3. Logos

If you must send your logo to your graphic designer, make sure that the file isn’t in EPS, PDF or AI format. When your designer requests a “vectron” file, take your logo in JPG format and insert it inside an Illustrator document. Better yet, place your logo over a complex background, like a photo of your dog for example, and flatten all the layers. White or black backgrounds should be avoided as they are easy to cut out. When your designer is done extracting your logo, admit that you finally found a vector version, so you shouldn’t have to pay for the work he did so far. 

If you need a custom logo for your company, send your own sketches drawn on dirty napkins. Or better yet, ask your 9 year old niece to draw them for you. Each sketch shouldn’t take more than 5 minutes to make. You don’t want something simple and easy to understand, the less your designer understands your concept, the more changes you can ask for later. Never accept the first logo, never accept the ninth… Ask to have several changes to colours, fonts and ask to add clipart. Bring your wife over so she can help with the process. She is very good at scrapbooking, after all. When your designer shows you version #12, answer that you preferred version #2. I know, it’s mean but remember: graphic designers are the cause of breast cancer among middle aged women. 

 

4. How to express yourself

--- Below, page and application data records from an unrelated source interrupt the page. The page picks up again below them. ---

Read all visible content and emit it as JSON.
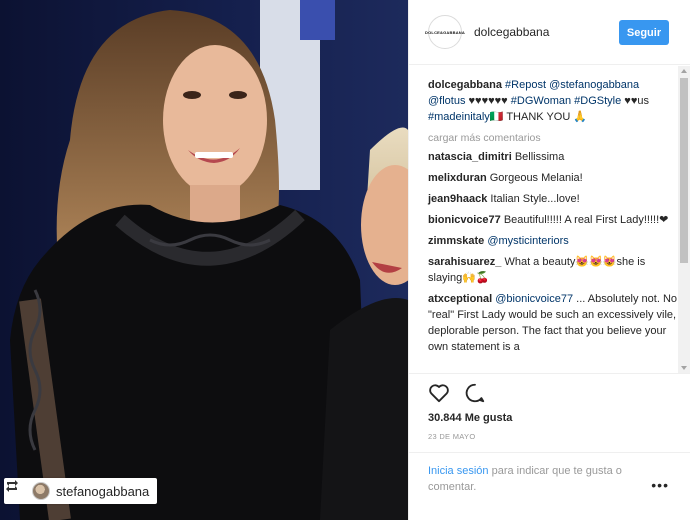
{
  "post": {
    "photo_description_icon": "image",
    "repost_tag": {
      "icon": "repost-icon",
      "username": "stefanogabbana"
    }
  },
  "header": {
    "avatar_text": "DOLCE&GABBANA",
    "username": "dolcegabbana",
    "follow_label": "Seguir"
  },
  "caption": {
    "username": "dolcegabbana",
    "segments": [
      {
        "type": "tag",
        "text": "#Repost"
      },
      {
        "type": "text",
        "text": " "
      },
      {
        "type": "tag",
        "text": "@stefanogabbana"
      },
      {
        "type": "text",
        "text": " "
      },
      {
        "type": "tag",
        "text": "@flotus"
      },
      {
        "type": "text",
        "text": " ♥♥♥♥♥♥ "
      },
      {
        "type": "tag",
        "text": "#DGWoman"
      },
      {
        "type": "text",
        "text": " "
      },
      {
        "type": "tag",
        "text": "#DGStyle"
      },
      {
        "type": "text",
        "text": " ♥♥us "
      },
      {
        "type": "tag",
        "text": "#madeinitaly"
      },
      {
        "type": "text",
        "text": "🇮🇹 THANK YOU 🙏"
      }
    ]
  },
  "load_more_label": "cargar más comentarios",
  "comments": [
    {
      "user": "natascia_dimitri",
      "segments": [
        {
          "type": "text",
          "text": "Bellissima"
        }
      ]
    },
    {
      "user": "melixduran",
      "segments": [
        {
          "type": "text",
          "text": "Gorgeous Melania!"
        }
      ]
    },
    {
      "user": "jean9haack",
      "segments": [
        {
          "type": "text",
          "text": "Italian Style...love!"
        }
      ]
    },
    {
      "user": "bionicvoice77",
      "segments": [
        {
          "type": "text",
          "text": "Beautiful!!!!! A real First Lady!!!!!❤"
        }
      ]
    },
    {
      "user": "zimmskate",
      "segments": [
        {
          "type": "tag",
          "text": "@mysticinteriors"
        }
      ]
    },
    {
      "user": "sarahisuarez_",
      "segments": [
        {
          "type": "text",
          "text": "What a beauty😻😻😻she is slaying🙌🍒"
        }
      ]
    },
    {
      "user": "atxceptional",
      "segments": [
        {
          "type": "tag",
          "text": "@bionicvoice77"
        },
        {
          "type": "text",
          "text": " ... Absolutely not. No \"real\" First Lady would be such an excessively vile, deplorable person. The fact that you believe your own statement is a"
        }
      ]
    }
  ],
  "actions": {
    "like_icon": "heart-outline-icon",
    "comment_icon": "comment-bubble-icon",
    "likes_text": "30.844 Me gusta",
    "date_text": "23 DE MAYO"
  },
  "login_prompt": {
    "link_text": "Inicia sesión",
    "rest_text": " para indicar que te gusta o comentar.",
    "more_icon": "more-options-icon",
    "more_text": "•••"
  },
  "colors": {
    "accent": "#3897f0",
    "tag": "#003569",
    "muted": "#999999",
    "text": "#262626"
  }
}
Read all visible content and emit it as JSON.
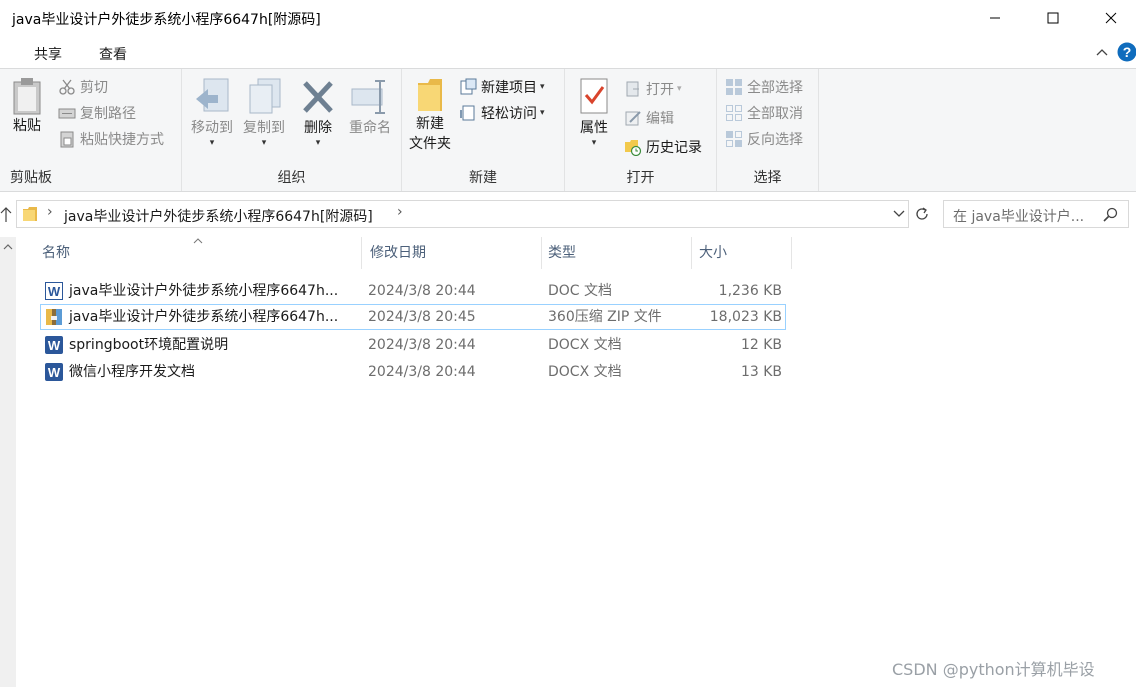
{
  "window": {
    "title": "java毕业设计户外徒步系统小程序6647h[附源码]"
  },
  "tabs": {
    "share": "共享",
    "view": "查看"
  },
  "ribbon": {
    "clipboard": {
      "label": "剪贴板",
      "paste": "粘贴",
      "cut": "剪切",
      "copy_path": "复制路径",
      "paste_shortcut": "粘贴快捷方式"
    },
    "organize": {
      "label": "组织",
      "move_to": "移动到",
      "copy_to": "复制到",
      "delete": "删除",
      "rename": "重命名"
    },
    "new": {
      "label": "新建",
      "new_folder_line1": "新建",
      "new_folder_line2": "文件夹",
      "new_item": "新建项目",
      "easy_access": "轻松访问"
    },
    "open": {
      "label": "打开",
      "properties": "属性",
      "open": "打开",
      "edit": "编辑",
      "history": "历史记录"
    },
    "select": {
      "label": "选择",
      "select_all": "全部选择",
      "select_none": "全部取消",
      "invert": "反向选择"
    }
  },
  "address": {
    "path": "java毕业设计户外徒步系统小程序6647h[附源码]",
    "search_placeholder": "在 java毕业设计户..."
  },
  "columns": {
    "name": "名称",
    "modified": "修改日期",
    "type": "类型",
    "size": "大小"
  },
  "files": [
    {
      "name": "java毕业设计户外徒步系统小程序6647h...",
      "modified": "2024/3/8 20:44",
      "type": "DOC 文档",
      "size": "1,236 KB",
      "icon": "word-doc-icon"
    },
    {
      "name": "java毕业设计户外徒步系统小程序6647h...",
      "modified": "2024/3/8 20:45",
      "type": "360压缩 ZIP 文件",
      "size": "18,023 KB",
      "icon": "zip-archive-icon"
    },
    {
      "name": "springboot环境配置说明",
      "modified": "2024/3/8 20:44",
      "type": "DOCX 文档",
      "size": "12 KB",
      "icon": "word-docx-icon"
    },
    {
      "name": "微信小程序开发文档",
      "modified": "2024/3/8 20:44",
      "type": "DOCX 文档",
      "size": "13 KB",
      "icon": "word-docx-icon"
    }
  ],
  "watermark": "CSDN @python计算机毕设",
  "colors": {
    "ribbon_bg": "#f5f6f7",
    "header_text": "#4c607a",
    "selection_border": "#99d1ff",
    "word_blue": "#2b579a",
    "help_blue": "#0f6cbd"
  }
}
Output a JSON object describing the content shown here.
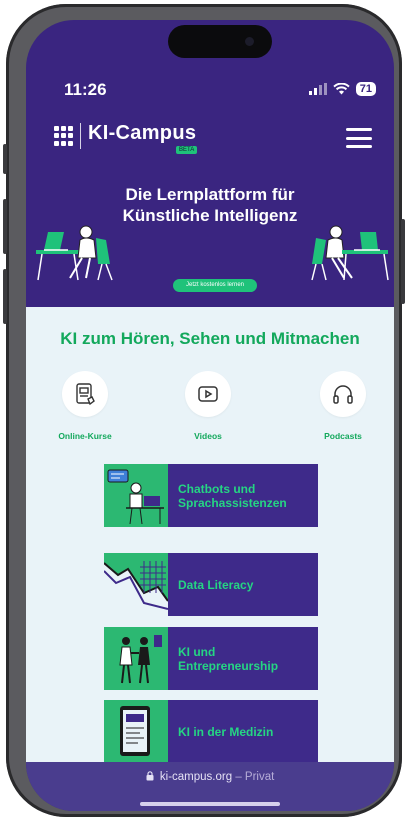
{
  "status": {
    "time": "11:26",
    "battery": "71"
  },
  "header": {
    "brand": "KI-Campus",
    "badge": "BETA"
  },
  "hero": {
    "title": "Die Lernplattform für Künstliche Intelligenz",
    "cta": "Jetzt kostenlos lernen"
  },
  "section": {
    "title": "KI zum Hören, Sehen und Mitmachen"
  },
  "categories": [
    {
      "label": "Online-Kurse",
      "icon": "tablet-course-icon"
    },
    {
      "label": "Videos",
      "icon": "play-icon"
    },
    {
      "label": "Podcasts",
      "icon": "headphones-icon"
    }
  ],
  "cards": [
    {
      "title": "Chatbots und Sprachassistenzen"
    },
    {
      "title": "Data Literacy"
    },
    {
      "title": "KI und Entrepreneurship"
    },
    {
      "title": "KI in der Medizin"
    }
  ],
  "browser": {
    "domain": "ki-campus.org",
    "mode": "– Privat"
  },
  "colors": {
    "brand_purple": "#3a2580",
    "brand_green": "#1fc27a",
    "content_bg": "#e9f3f8"
  }
}
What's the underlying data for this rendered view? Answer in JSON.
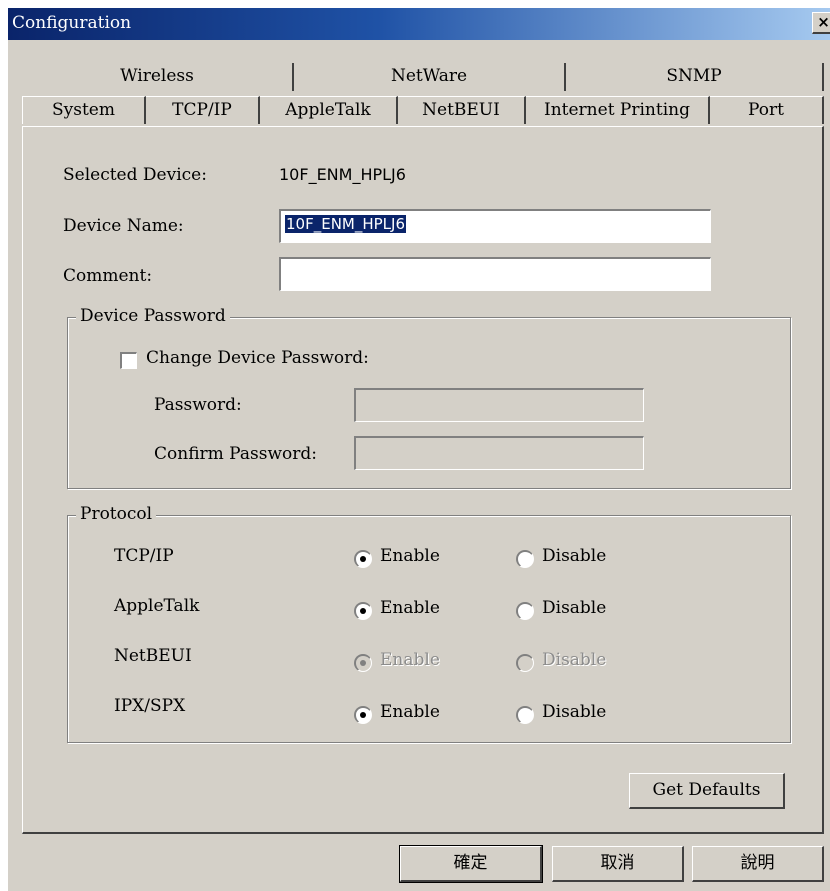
{
  "window": {
    "title": "Configuration",
    "close_glyph": "×"
  },
  "tabs": {
    "top_row": [
      "Wireless",
      "NetWare",
      "SNMP"
    ],
    "bottom_row": [
      "System",
      "TCP/IP",
      "AppleTalk",
      "NetBEUI",
      "Internet Printing",
      "Port"
    ],
    "active": "System"
  },
  "system": {
    "selected_device_label": "Selected Device:",
    "selected_device_value": "10F_ENM_HPLJ6",
    "device_name_label": "Device Name:",
    "device_name_value": "10F_ENM_HPLJ6",
    "comment_label": "Comment:",
    "comment_value": ""
  },
  "device_password": {
    "group_title": "Device Password",
    "change_label": "Change Device Password:",
    "change_checked": false,
    "password_label": "Password:",
    "confirm_label": "Confirm Password:"
  },
  "protocol": {
    "group_title": "Protocol",
    "enable_label": "Enable",
    "disable_label": "Disable",
    "rows": [
      {
        "name": "TCP/IP",
        "state": "enable",
        "disabled": false
      },
      {
        "name": "AppleTalk",
        "state": "enable",
        "disabled": false
      },
      {
        "name": "NetBEUI",
        "state": "enable",
        "disabled": true
      },
      {
        "name": "IPX/SPX",
        "state": "enable",
        "disabled": false
      }
    ]
  },
  "buttons": {
    "get_defaults": "Get Defaults",
    "ok": "確定",
    "cancel": "取消",
    "help": "說明"
  }
}
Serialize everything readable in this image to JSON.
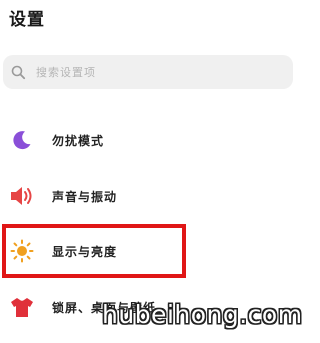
{
  "header": {
    "title": "设置"
  },
  "search": {
    "placeholder": "搜索设置项",
    "icon": "search-icon"
  },
  "menu": {
    "items": [
      {
        "id": "do-not-disturb",
        "label": "勿扰模式",
        "icon": "moon-icon",
        "icon_color": "#8a4fd8"
      },
      {
        "id": "sound",
        "label": "声音与振动",
        "icon": "speaker-icon",
        "icon_color": "#e64545"
      },
      {
        "id": "display",
        "label": "显示与亮度",
        "icon": "sun-icon",
        "icon_color": "#f0a020",
        "highlighted": true
      },
      {
        "id": "wallpaper",
        "label": "锁屏、桌面与壁纸",
        "icon": "shirt-icon",
        "icon_color": "#e0303a"
      }
    ]
  },
  "annotation": {
    "highlight_color": "#e01616"
  },
  "watermark": {
    "text": "hubeihong.com"
  }
}
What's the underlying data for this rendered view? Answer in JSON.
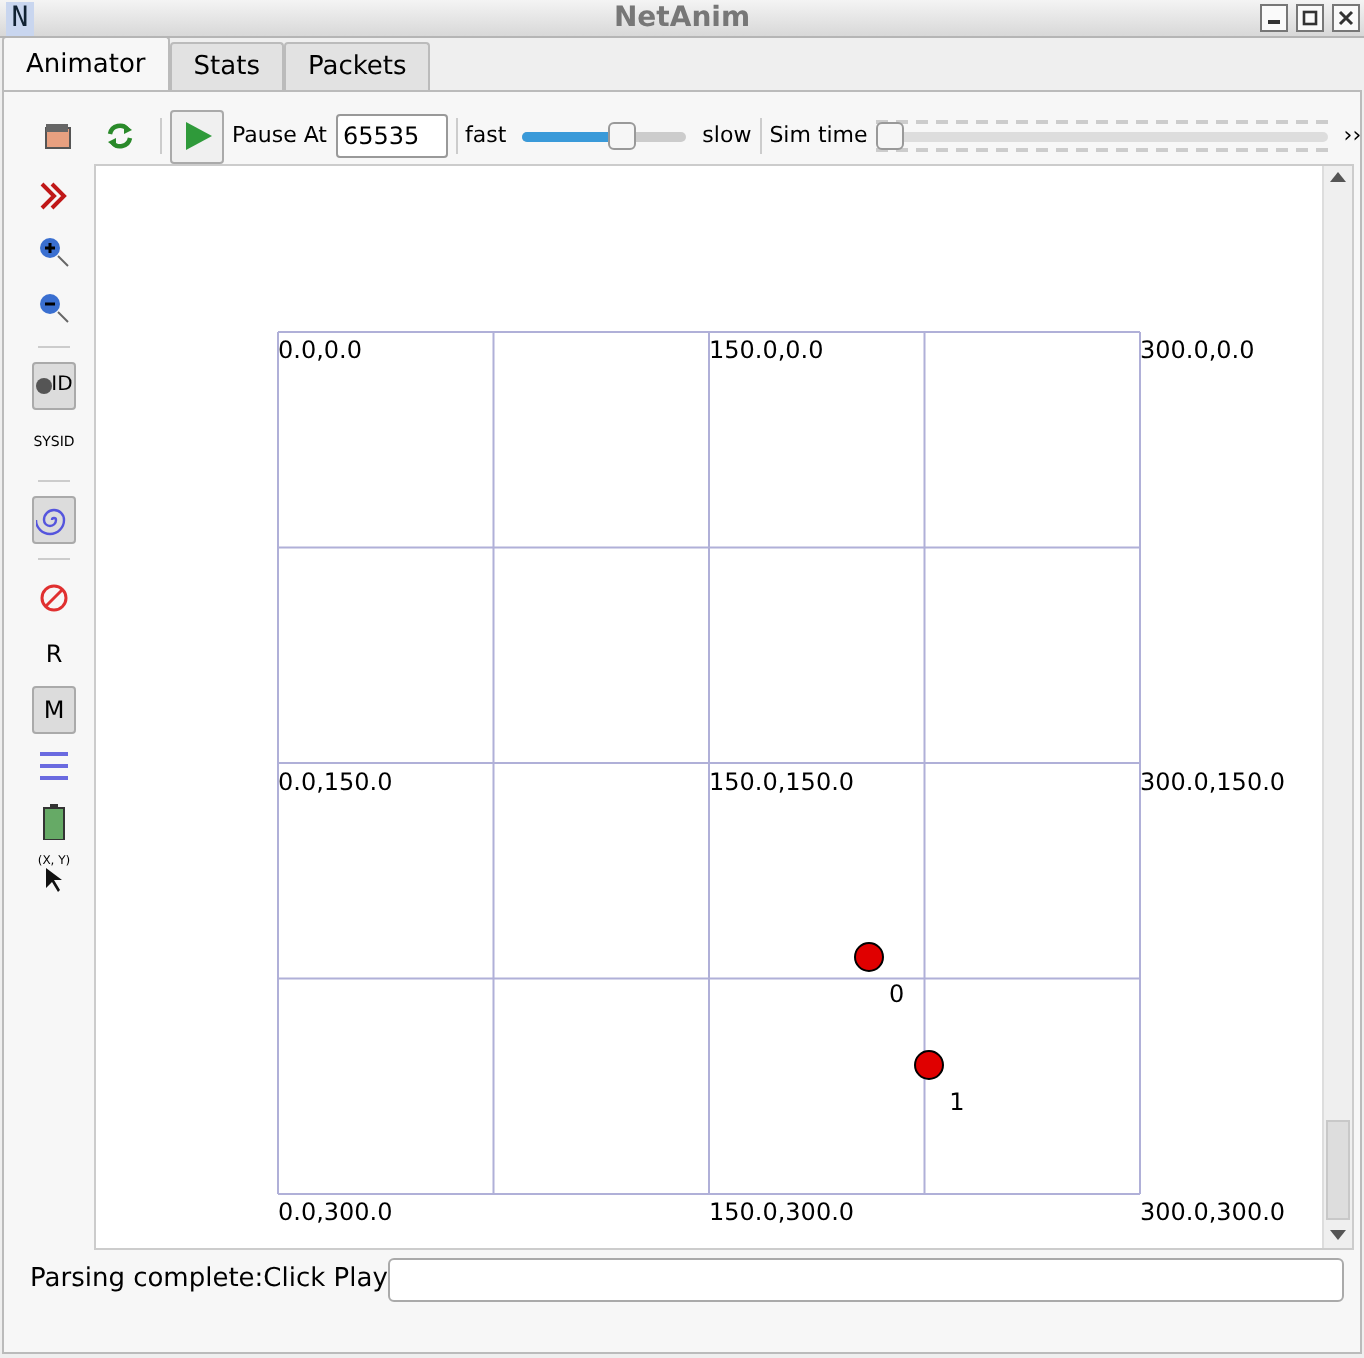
{
  "window": {
    "title": "NetAnim",
    "app_icon": "N"
  },
  "tabs": [
    {
      "label": "Animator",
      "selected": true
    },
    {
      "label": "Stats",
      "selected": false
    },
    {
      "label": "Packets",
      "selected": false
    }
  ],
  "toolbar": {
    "pause_label": "Pause At",
    "pause_value": "65535",
    "fast_label": "fast",
    "slow_label": "slow",
    "speed": {
      "level": 0.65
    },
    "sim_time_label": "Sim time",
    "sim_time": {
      "level": 0
    },
    "more": "››"
  },
  "side_tools": [
    {
      "kind": "chevrons",
      "pressed": false
    },
    {
      "kind": "zoom-in",
      "pressed": false
    },
    {
      "kind": "zoom-out",
      "pressed": false
    },
    {
      "kind": "sep"
    },
    {
      "kind": "node-id",
      "text": "ID",
      "pressed": true
    },
    {
      "kind": "sysid",
      "text": "SYSID",
      "pressed": false
    },
    {
      "kind": "sep"
    },
    {
      "kind": "spiral",
      "pressed": true
    },
    {
      "kind": "sep"
    },
    {
      "kind": "no",
      "pressed": false
    },
    {
      "kind": "letter",
      "text": "R",
      "pressed": false
    },
    {
      "kind": "letter",
      "text": "M",
      "pressed": true
    },
    {
      "kind": "lines",
      "pressed": false
    },
    {
      "kind": "battery",
      "pressed": false
    },
    {
      "kind": "xy",
      "text": "(X, Y)",
      "pressed": false
    }
  ],
  "canvas": {
    "grid_labels": [
      "0.0,0.0",
      "150.0,0.0",
      "300.0,0.0",
      "0.0,150.0",
      "150.0,150.0",
      "300.0,150.0",
      "0.0,300.0",
      "150.0,300.0",
      "300.0,300.0"
    ],
    "nodes": [
      {
        "label": "0",
        "color": "#e00000"
      },
      {
        "label": "1",
        "color": "#e00000"
      }
    ]
  },
  "status": {
    "message": "Parsing complete:Click Play"
  }
}
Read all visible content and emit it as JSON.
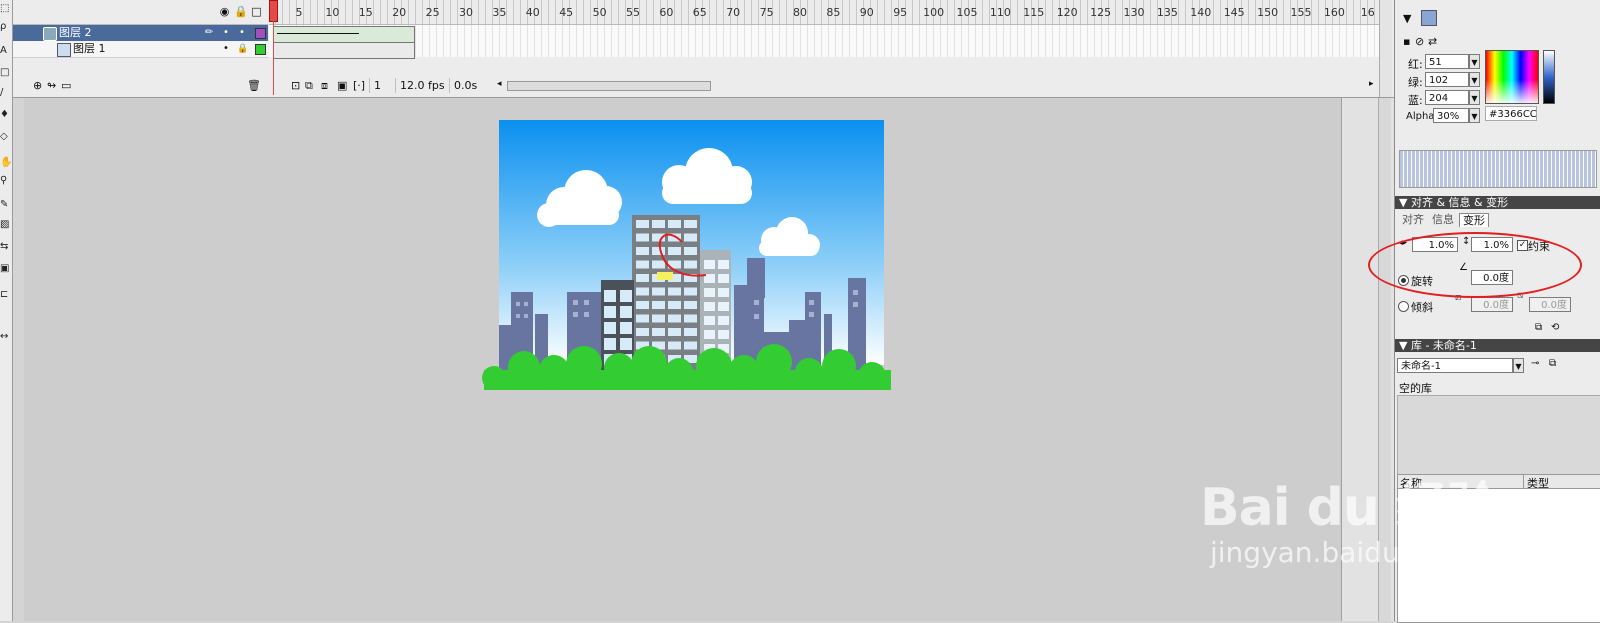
{
  "app": {
    "accent": "#4b6a9c",
    "playhead_color": "#e24b4b"
  },
  "timeline": {
    "ruler_ticks": [
      "5",
      "10",
      "15",
      "20",
      "25",
      "30",
      "35",
      "40",
      "45",
      "50",
      "55",
      "60",
      "65",
      "70",
      "75",
      "80",
      "85",
      "90",
      "95",
      "100",
      "105",
      "110",
      "115",
      "120",
      "125",
      "130",
      "135",
      "140",
      "145",
      "150",
      "155",
      "160",
      "16"
    ],
    "layers": [
      {
        "name": "图层 2",
        "selected": true,
        "color": "#a050c0"
      },
      {
        "name": "图层 1",
        "selected": false,
        "color": "#33cc33"
      }
    ],
    "current_frame": "1",
    "fps": "12.0 fps",
    "time": "0.0s"
  },
  "color_mixer": {
    "red_label": "红:",
    "red_value": "51",
    "green_label": "绿:",
    "green_value": "102",
    "blue_label": "蓝:",
    "blue_value": "204",
    "alpha_label": "Alpha:",
    "alpha_value": "30%",
    "hex_value": "#3366CC"
  },
  "transform_panel": {
    "title": "对齐 & 信息 & 变形",
    "tabs": [
      "对齐",
      "信息",
      "变形"
    ],
    "width_pct": "1.0%",
    "height_pct": "1.0%",
    "constrain_label": "约束",
    "rotate_label": "旋转",
    "rotate_value": "0.0度",
    "skew_label": "倾斜",
    "skew_h": "0.0度",
    "skew_v": "0.0度"
  },
  "library": {
    "title": "库 - 未命名-1",
    "selected_doc": "未命名-1",
    "empty_text": "空的库",
    "col_name": "名称",
    "col_type": "类型"
  },
  "watermark": {
    "brand": "Bai  du 经验",
    "url": "jingyan.baidu.com"
  }
}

When describing your needs, use terms that don’t mean anything. Things like “Can you jazz it up a bit?” , “The layout doesn’t speak to me. I need a layout that speaks to me?” or “Can you make it more webbish?”. Don’t feel bad about it. In fact, it’s your duty because we all know that on full moons, graphic designers shape-shift into werewolves. 

 

5. Colours

To select colours that will be used in the design (because it’s up to YOU to decide and not the designer) write random colours on pieces of paper, put them in a hat and choose. The graphic designer will suggest to stay with 2-3 main colours at the most, but what does he know? Choose as many as you like, and make sure to do the hat thing in front of him. While doing it, hum that very annoying song that’s been playing on the radio lately. You know which one. 

 

6. Deadlines 

When it’s your turn to approve the design, take your time. There is no rush. Take two days. Take six. Just as long as when the deadline of the project approaches, you get back to the designer with more corrections and changes that he has time to make. After all, graphic designers were behind the 911 attacks, the JFK assassination, the crucifixion of our Lord and Savior Jesus Christ and the 2012 London Olympic Games logo.

 

Finish Him!

After you’ve applied this list on your victim, it is part of human nature (although some would argue whether graphic designers are human or not) to get a bit insecure. After realizing that there’s no way to satisfy your needs, the graphic designer will most likely abandon all hopes of winning an argument and will just do whatever you say, without question. You want that in purple? Purple it is. Six different fonts? Sure! You would think that you would have won at this point, but don’t forget the goal of this: your designer has to quit this business. So be ready for the final blow: When making decisions on the final details, say that you’re disappointed by his lack of initiative. Tell him that after all, he is the designer and that he should be the one to put his expertise and talent at work, not you. That you were expecting more output and advices about design from him. Tell him you’ve had enough with his lack of creativity and that you would rather do your own layouts on Powerpoint instead of paying for his services. And there you go. You should have graphic designer all tucked into a straight jacket in no time!